» EXERCISE INSTRUCTIONS
Reproduce the entries. Each one must match the original exactly.

» SOURCE MATERIAL
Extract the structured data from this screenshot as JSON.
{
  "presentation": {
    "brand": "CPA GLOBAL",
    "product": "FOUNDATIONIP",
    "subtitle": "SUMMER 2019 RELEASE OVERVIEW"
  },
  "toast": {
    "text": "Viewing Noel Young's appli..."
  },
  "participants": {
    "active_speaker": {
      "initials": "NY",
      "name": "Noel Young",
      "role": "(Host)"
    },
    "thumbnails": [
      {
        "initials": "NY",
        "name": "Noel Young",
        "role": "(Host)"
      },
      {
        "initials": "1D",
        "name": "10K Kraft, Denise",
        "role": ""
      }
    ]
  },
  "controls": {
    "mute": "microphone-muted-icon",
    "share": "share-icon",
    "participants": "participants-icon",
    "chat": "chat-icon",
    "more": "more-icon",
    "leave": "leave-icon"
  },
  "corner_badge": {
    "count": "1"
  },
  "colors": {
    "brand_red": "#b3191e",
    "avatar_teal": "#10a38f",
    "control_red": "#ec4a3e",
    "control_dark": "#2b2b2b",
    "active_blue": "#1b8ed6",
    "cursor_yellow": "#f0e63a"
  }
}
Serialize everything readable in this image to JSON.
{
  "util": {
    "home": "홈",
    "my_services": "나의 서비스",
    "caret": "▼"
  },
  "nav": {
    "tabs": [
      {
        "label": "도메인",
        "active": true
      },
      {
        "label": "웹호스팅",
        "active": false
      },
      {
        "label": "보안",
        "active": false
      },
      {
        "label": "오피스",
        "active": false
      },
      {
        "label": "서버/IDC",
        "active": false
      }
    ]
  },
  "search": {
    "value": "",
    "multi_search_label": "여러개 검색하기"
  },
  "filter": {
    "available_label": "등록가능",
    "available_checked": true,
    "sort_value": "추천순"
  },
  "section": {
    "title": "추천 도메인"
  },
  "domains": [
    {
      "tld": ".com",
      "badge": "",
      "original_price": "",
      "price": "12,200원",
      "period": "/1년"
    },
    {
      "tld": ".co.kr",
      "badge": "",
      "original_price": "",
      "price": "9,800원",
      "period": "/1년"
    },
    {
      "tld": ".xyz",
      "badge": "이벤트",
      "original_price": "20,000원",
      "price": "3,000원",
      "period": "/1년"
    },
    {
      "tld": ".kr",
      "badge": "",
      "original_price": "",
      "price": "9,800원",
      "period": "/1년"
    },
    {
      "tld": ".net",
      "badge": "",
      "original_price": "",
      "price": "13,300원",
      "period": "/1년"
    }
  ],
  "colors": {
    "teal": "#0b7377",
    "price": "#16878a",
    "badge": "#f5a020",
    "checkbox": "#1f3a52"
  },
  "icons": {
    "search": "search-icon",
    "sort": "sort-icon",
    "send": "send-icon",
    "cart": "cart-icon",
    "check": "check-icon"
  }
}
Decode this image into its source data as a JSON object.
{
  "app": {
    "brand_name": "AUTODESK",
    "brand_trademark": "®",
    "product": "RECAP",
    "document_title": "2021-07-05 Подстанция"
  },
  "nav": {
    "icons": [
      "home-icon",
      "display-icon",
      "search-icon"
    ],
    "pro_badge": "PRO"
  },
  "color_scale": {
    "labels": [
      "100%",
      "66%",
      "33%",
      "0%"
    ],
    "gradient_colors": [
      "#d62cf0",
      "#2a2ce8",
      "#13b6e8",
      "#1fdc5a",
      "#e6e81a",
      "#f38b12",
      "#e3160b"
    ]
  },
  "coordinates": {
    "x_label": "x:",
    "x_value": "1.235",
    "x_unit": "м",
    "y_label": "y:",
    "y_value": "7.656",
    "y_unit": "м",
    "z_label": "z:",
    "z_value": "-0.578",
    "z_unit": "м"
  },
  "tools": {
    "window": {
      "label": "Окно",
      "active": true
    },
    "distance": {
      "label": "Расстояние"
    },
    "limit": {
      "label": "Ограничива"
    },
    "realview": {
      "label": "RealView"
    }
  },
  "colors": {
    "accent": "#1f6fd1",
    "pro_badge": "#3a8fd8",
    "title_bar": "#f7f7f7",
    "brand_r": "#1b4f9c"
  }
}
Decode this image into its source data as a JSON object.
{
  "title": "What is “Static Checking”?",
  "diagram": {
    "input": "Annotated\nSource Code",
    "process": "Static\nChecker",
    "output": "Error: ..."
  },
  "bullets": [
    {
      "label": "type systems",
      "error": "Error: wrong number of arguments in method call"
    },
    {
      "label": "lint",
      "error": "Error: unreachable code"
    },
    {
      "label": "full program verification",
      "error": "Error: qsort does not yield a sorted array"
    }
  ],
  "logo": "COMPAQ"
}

» FINISHED TASK
Extract the structured data from this screenshot as JSON.
{
  "presentation": {
    "brand": "CPA GLOBAL",
    "product": "FOUNDATIONIP",
    "subtitle": "SUMMER 2019 RELEASE OVERVIEW"
  },
  "toast": {
    "text": "Viewing Noel Young's appli..."
  },
  "participants": {
    "active_speaker": {
      "initials": "NY",
      "name": "Noel Young",
      "role": "(Host)"
    },
    "thumbnails": [
      {
        "initials": "NY",
        "name": "Noel Young",
        "role": "(Host)"
      },
      {
        "initials": "1D",
        "name": "10K Kraft, Denise",
        "role": ""
      }
    ]
  },
  "controls": {
    "mute": "microphone-muted-icon",
    "share": "share-icon",
    "participants": "participants-icon",
    "chat": "chat-icon",
    "more": "more-icon",
    "leave": "leave-icon"
  },
  "corner_badge": {
    "count": "1"
  },
  "colors": {
    "brand_red": "#b3191e",
    "avatar_teal": "#10a38f",
    "control_red": "#ec4a3e",
    "control_dark": "#2b2b2b",
    "active_blue": "#1b8ed6",
    "cursor_yellow": "#f0e63a"
  }
}
Serialize everything readable in this image to JSON.
{
  "util": {
    "home": "홈",
    "my_services": "나의 서비스",
    "caret": "▼"
  },
  "nav": {
    "tabs": [
      {
        "label": "도메인",
        "active": true
      },
      {
        "label": "웹호스팅",
        "active": false
      },
      {
        "label": "보안",
        "active": false
      },
      {
        "label": "오피스",
        "active": false
      },
      {
        "label": "서버/IDC",
        "active": false
      }
    ]
  },
  "search": {
    "value": "",
    "multi_search_label": "여러개 검색하기"
  },
  "filter": {
    "available_label": "등록가능",
    "available_checked": true,
    "sort_value": "추천순"
  },
  "section": {
    "title": "추천 도메인"
  },
  "domains": [
    {
      "tld": ".com",
      "badge": "",
      "original_price": "",
      "price": "12,200원",
      "period": "/1년"
    },
    {
      "tld": ".co.kr",
      "badge": "",
      "original_price": "",
      "price": "9,800원",
      "period": "/1년"
    },
    {
      "tld": ".xyz",
      "badge": "이벤트",
      "original_price": "20,000원",
      "price": "3,000원",
      "period": "/1년"
    },
    {
      "tld": ".kr",
      "badge": "",
      "original_price": "",
      "price": "9,800원",
      "period": "/1년"
    },
    {
      "tld": ".net",
      "badge": "",
      "original_price": "",
      "price": "13,300원",
      "period": "/1년"
    }
  ],
  "colors": {
    "teal": "#0b7377",
    "price": "#16878a",
    "badge": "#f5a020",
    "checkbox": "#1f3a52"
  },
  "icons": {
    "search": "search-icon",
    "sort": "sort-icon",
    "send": "send-icon",
    "cart": "cart-icon",
    "check": "check-icon"
  }
}
Decode this image into its source data as a JSON object.
{
  "app": {
    "brand_name": "AUTODESK",
    "brand_trademark": "®",
    "product": "RECAP",
    "document_title": "2021-07-05 Подстанция"
  },
  "nav": {
    "icons": [
      "home-icon",
      "display-icon",
      "search-icon"
    ],
    "pro_badge": "PRO"
  },
  "color_scale": {
    "labels": [
      "100%",
      "66%",
      "33%",
      "0%"
    ],
    "gradient_colors": [
      "#d62cf0",
      "#2a2ce8",
      "#13b6e8",
      "#1fdc5a",
      "#e6e81a",
      "#f38b12",
      "#e3160b"
    ]
  },
  "coordinates": {
    "x_label": "x:",
    "x_value": "1.235",
    "x_unit": "м",
    "y_label": "y:",
    "y_value": "7.656",
    "y_unit": "м",
    "z_label": "z:",
    "z_value": "-0.578",
    "z_unit": "м"
  },
  "tools": {
    "window": {
      "label": "Окно",
      "active": true
    },
    "distance": {
      "label": "Расстояние"
    },
    "limit": {
      "label": "Ограничива"
    },
    "realview": {
      "label": "RealView"
    }
  },
  "colors": {
    "accent": "#1f6fd1",
    "pro_badge": "#3a8fd8",
    "title_bar": "#f7f7f7",
    "brand_r": "#1b4f9c"
  }
}
Decode this image into its source data as a JSON object.
{
  "title": "What is “Static Checking”?",
  "diagram": {
    "input": "Annotated\nSource Code",
    "process": "Static\nChecker",
    "output": "Error: ..."
  },
  "bullets": [
    {
      "label": "type systems",
      "error": "Error: wrong number of arguments in method call"
    },
    {
      "label": "lint",
      "error": "Error: unreachable code"
    },
    {
      "label": "full program verification",
      "error": "Error: qsort does not yield a sorted array"
    }
  ],
  "logo": "COMPAQ"
}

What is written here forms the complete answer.